  1. Verbal Information
  2. Intellectual Skills
  3. Cognitive Strategies
  4. Motor Skills
  5. Attitude

Nine Events of Instruction - these events apply to each of the 5 types of learning but not necessarily in the same order for each type.

  1. Gaining attention - pique the learners interest
  2. Informing learners of objectives - discuss what will be taught
  3. Stimulating recall of prior learning - ask questions to call upon what they already know
  4. Presenting the stimulus - teach the lesson
  5. Providing learning guidance - allow teacher facilitated student practice
  6. Eliciting performance - have learner complete a task on what was taught
  7. Providing feedback - let learner know how they did on the task
  8. Assessing performance - evaluate learner on their knowledge of what was taught
  9. Enhancing retention and transfer - provide activity to help learners remember what was taught

Eight Conditions of Learning - the hierarchal structure is listed lowest to highest, you must master each step before reaching the next.

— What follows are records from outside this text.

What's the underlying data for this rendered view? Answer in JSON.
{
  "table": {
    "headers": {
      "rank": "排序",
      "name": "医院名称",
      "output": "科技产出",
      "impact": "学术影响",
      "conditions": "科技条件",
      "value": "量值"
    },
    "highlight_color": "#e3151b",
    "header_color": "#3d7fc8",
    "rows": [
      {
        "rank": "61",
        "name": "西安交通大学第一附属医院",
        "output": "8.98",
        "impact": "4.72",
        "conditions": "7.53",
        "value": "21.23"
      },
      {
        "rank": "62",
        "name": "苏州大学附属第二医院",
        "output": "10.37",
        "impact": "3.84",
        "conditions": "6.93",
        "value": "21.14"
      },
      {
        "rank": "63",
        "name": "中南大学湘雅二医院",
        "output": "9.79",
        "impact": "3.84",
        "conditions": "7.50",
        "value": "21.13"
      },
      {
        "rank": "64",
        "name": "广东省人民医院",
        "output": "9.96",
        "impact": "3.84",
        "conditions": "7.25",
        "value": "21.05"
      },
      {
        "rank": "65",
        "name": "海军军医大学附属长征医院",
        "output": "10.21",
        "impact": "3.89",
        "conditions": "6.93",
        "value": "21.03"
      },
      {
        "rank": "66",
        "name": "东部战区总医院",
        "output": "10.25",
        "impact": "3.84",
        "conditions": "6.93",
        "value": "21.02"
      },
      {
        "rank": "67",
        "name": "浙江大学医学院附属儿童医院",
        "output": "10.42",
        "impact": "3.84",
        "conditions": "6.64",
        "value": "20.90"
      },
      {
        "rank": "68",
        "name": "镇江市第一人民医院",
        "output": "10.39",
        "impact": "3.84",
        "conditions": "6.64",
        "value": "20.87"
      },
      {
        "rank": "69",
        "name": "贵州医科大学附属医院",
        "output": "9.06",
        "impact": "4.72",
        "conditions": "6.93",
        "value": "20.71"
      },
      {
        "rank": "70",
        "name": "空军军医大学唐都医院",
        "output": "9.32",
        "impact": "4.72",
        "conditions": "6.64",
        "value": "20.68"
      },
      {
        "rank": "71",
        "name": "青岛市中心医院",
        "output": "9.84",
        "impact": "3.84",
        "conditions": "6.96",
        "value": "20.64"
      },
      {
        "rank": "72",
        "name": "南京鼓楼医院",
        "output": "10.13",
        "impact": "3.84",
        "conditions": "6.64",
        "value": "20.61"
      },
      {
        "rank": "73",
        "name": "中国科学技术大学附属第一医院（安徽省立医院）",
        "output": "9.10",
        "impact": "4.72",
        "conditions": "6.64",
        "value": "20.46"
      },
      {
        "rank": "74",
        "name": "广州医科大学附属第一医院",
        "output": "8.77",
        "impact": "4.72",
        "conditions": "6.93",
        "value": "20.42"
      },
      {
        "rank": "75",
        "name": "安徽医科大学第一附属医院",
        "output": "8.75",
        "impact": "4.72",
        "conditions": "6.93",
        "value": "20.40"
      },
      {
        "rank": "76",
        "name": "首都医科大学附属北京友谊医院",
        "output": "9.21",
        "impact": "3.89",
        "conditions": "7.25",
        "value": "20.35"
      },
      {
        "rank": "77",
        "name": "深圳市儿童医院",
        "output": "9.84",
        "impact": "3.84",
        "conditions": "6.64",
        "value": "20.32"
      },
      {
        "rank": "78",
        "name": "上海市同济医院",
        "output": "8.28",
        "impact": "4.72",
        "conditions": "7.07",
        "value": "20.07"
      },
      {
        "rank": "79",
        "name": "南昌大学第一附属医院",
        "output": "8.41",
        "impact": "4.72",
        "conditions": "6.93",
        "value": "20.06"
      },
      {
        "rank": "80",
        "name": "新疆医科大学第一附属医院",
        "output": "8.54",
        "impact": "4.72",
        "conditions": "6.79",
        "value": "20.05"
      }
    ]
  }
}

  1. Signal learning: the learner makes a general response to a signal
  2. Stimulus-response learning: the learner makes a precise response to a signal
  3. Chaining: the connection of a set of individual stimulus & responses in a sequence.
  4. Verbal association: the learner makes associations using verbal connections
  5. Discrimination learning: the learner makes different responses to different stimuli that are somewhat alike
  6. Concept learning: the learner develops the ability to make a generalized response based on a class of stimuli
  7. Rule learning: a rule is a chain of concepts linked to a demonstrated behavior
  8. Problem solving: the learner discovers a combination of previously learned rules and applies them to solve a novel situation
The Gagne Assumption ~ is for each of the different types of learning (learning goals) that exist different instructional conditions are required.